There are two major drivers in this new world to augment our reality. The insistence todesign for experience as opposed to just complete a task and the pervasiveness of computing in every aspect of our lives. Wearable computers loaded with sensors connected to the network and our lives are just a start. The way in which services will model our behaviors and reprogram our habits will be the net effect. Example, for me it has become cognitively impossible to forget my smartphone. This is an inevitable result of meticulously engineered software aimed to immerse us. So after the initial backlash andawkwardness we will adapt and then thrive (or be enslaved ) by this “new reality” of augmentation.
The Blur of Reality
So how will we experience this new reality? We will wander our physical world and see every object and instantly know its properties. Every sound we hear can be traced to itsorigines or we can search the meaning of speech right away. We will become smarter on every subject because we can be fed every aspect in real-time, up close, in context and personalized. You could walk into a forest and “know” the latin names of the vegetation. You will never wander aimlessly in a store looking for an item because you will be ‘navigated’ by advertisements. And you will always be just a single click away from purchasing anything maybe influenced by ‘friends’ that also bought it. You can not lose your keys because you probably wouldn’t need them. You will not pay in cash and it will be harder to get lost or tell a lie. So, while we still can go hungry, the distance between you and the nearest restaurant is always in view.
The Future of Legal
While some already see implications in jury selection with the ability to pull up profiles and do background checks in real-time. You may also be able to access stress levels of witnesses during cross-examination by monitoring their heart rate with a camera. I see a world whereby any word or sentence can be instantly parsed and dissected for meaning and context, based on who speaks them, when and where. So while hearing the opposing counsel making their plea, you will be able to capture their arguments and choose rebuttals immediately. Better yet, you will be able to predict your opponent more accurately.
The legal profession will have to lean on creativity of crafting arguments rather than ability to find them.

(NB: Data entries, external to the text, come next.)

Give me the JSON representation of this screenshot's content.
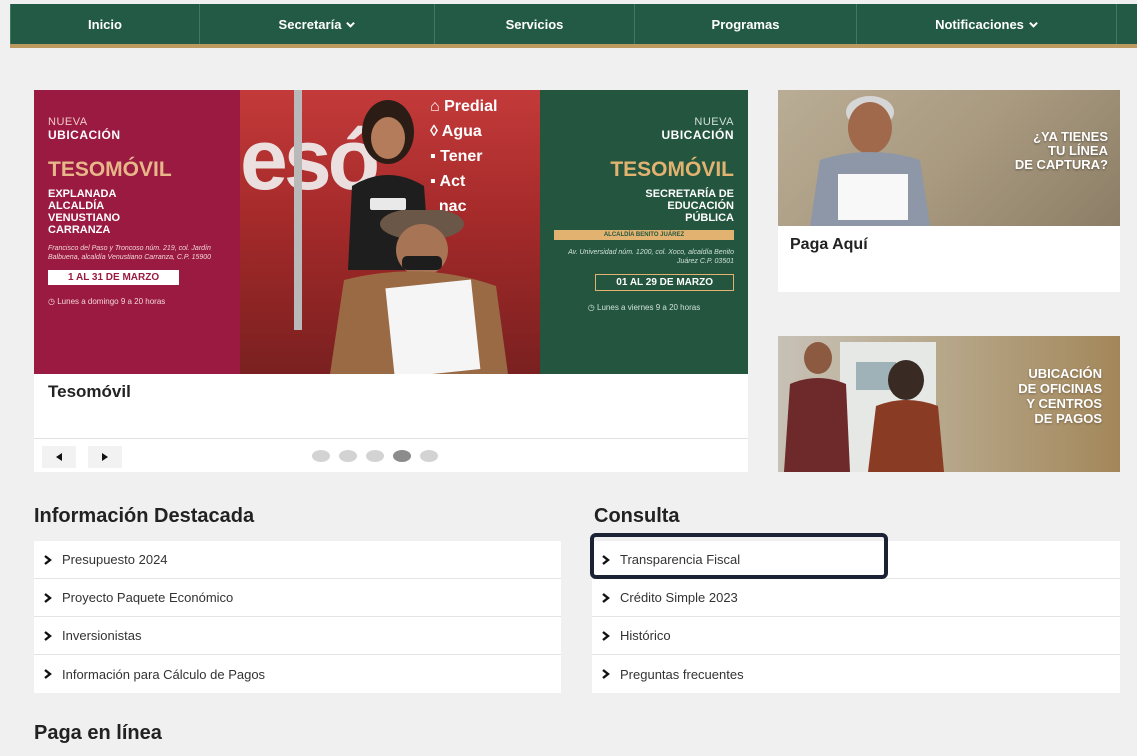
{
  "nav": {
    "items": [
      {
        "label": "Inicio",
        "dropdown": false
      },
      {
        "label": "Secretaría",
        "dropdown": true
      },
      {
        "label": "Servicios",
        "dropdown": false
      },
      {
        "label": "Programas",
        "dropdown": false
      },
      {
        "label": "Notificaciones",
        "dropdown": true
      }
    ]
  },
  "carousel": {
    "caption": "Tesomóvil",
    "slide_count": 5,
    "active_slide": 4,
    "left_panel": {
      "kicker": "NUEVA",
      "kicker2": "UBICACIÓN",
      "title": "TESOMÓVIL",
      "location": [
        "EXPLANADA",
        "ALCALDÍA",
        "VENUSTIANO",
        "CARRANZA"
      ],
      "address": "Francisco del Paso y Troncoso núm. 219, col. Jardín Balbuena, alcaldía Venustiano Carranza, C.P. 15900",
      "dates": "1 AL 31 DE MARZO",
      "hours": "Lunes a domingo 9 a 20 horas"
    },
    "middle_panel": {
      "big_letters": "esó",
      "services": [
        "Predial",
        "Agua",
        "Tener",
        "Act",
        "nac"
      ]
    },
    "right_panel": {
      "kicker": "NUEVA",
      "kicker2": "UBICACIÓN",
      "title": "TESOMÓVIL",
      "location": [
        "SECRETARÍA DE",
        "EDUCACIÓN",
        "PÚBLICA"
      ],
      "bar": "ALCALDÍA BENITO JUÁREZ",
      "address": "Av. Universidad núm. 1200, col. Xoco, alcaldía Benito Juárez C.P. 03501",
      "dates": "01 AL 29 DE MARZO",
      "hours": "Lunes a viernes 9 a 20 horas"
    }
  },
  "side_cards": {
    "pay": {
      "promo": [
        "¿YA TIENES",
        "TU LÍNEA",
        "DE CAPTURA?"
      ],
      "caption": "Paga Aquí"
    },
    "locations": {
      "promo": [
        "UBICACIÓN",
        "DE OFICINAS",
        "Y CENTROS",
        "DE PAGOS"
      ]
    }
  },
  "sections": {
    "info": {
      "title": "Información Destacada",
      "items": [
        "Presupuesto 2024",
        "Proyecto Paquete Económico",
        "Inversionistas",
        "Información para Cálculo de Pagos"
      ]
    },
    "consulta": {
      "title": "Consulta",
      "items": [
        "Transparencia Fiscal",
        "Crédito Simple 2023",
        "Histórico",
        "Preguntas frecuentes"
      ]
    },
    "paga": {
      "title": "Paga en línea"
    }
  },
  "colors": {
    "nav_green": "#235a46",
    "gold": "#bc9a5f",
    "maroon": "#9a1a42",
    "dark_green": "#24553f"
  }
}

If all information is distributed evenly your only differentiator will be the ability to conceptualize and articulate alternate versions to benefit your client. You will be able to create your own algorithms, run simulations and predict outcomes.

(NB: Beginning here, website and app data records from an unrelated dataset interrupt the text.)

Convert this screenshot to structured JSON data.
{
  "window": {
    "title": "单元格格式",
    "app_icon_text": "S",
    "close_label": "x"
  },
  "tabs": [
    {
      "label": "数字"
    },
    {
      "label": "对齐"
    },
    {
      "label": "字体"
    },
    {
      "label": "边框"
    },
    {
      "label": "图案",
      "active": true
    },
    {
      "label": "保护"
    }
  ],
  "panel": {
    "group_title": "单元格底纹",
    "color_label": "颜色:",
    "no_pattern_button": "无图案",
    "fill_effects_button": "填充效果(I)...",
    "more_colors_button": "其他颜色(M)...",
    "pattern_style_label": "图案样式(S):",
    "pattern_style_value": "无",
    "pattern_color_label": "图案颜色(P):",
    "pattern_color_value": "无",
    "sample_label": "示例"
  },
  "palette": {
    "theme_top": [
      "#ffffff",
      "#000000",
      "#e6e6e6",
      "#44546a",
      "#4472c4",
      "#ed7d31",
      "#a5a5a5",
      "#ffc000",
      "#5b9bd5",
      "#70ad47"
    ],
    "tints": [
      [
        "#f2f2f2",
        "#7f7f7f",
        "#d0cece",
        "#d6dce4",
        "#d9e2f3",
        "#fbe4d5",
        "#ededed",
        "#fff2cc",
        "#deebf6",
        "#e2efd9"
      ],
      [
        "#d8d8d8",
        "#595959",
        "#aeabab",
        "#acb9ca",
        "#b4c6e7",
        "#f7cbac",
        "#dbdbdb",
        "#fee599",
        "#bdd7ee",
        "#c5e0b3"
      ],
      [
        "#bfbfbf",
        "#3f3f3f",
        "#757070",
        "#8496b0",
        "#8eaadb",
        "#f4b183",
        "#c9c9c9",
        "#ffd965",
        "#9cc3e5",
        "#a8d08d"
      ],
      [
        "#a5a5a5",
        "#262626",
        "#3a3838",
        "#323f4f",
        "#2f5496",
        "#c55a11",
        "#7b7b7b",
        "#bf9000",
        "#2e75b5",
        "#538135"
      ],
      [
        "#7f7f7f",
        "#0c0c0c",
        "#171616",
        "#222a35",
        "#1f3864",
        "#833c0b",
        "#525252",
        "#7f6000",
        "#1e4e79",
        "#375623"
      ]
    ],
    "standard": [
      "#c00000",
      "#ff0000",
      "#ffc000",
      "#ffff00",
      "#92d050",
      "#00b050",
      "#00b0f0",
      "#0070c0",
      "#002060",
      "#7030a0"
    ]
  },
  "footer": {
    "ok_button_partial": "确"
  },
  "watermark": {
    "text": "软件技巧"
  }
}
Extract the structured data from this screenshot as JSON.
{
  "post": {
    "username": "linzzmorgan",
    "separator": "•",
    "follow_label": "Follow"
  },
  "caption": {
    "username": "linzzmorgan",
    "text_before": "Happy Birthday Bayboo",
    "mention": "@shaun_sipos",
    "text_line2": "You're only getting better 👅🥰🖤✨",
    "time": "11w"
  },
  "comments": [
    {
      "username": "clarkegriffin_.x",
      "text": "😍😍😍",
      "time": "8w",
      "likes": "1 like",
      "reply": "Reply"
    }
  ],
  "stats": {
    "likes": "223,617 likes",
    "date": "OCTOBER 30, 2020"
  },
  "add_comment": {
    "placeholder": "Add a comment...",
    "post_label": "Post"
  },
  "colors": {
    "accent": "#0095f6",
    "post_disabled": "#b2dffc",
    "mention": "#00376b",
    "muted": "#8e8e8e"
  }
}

Now back to the present. If we rewind from the future depicted above, what are the actions we should take today to ensure we are ready. One may assume that challenges with creating, compiling and retrieving legal information will be solved comprehensively. As a matter of fact, we will be engulfed by it. The actual challenge will lie in the interaction between data and the brain. How can we interact with matter to craft information into a winning case. I belief it will depend on the filters we develop, the focus we can provide and the convenient tools we will deliver to assist our users to conceive something new.
Now this gave me an excuse to doodle a Heads-up display inspired by Mark VIIHUD specifically aimed at legal information. We might not have this in stores tomorrow but aim to make any legal professional feel like Tony Stark. Back to you, Jordi.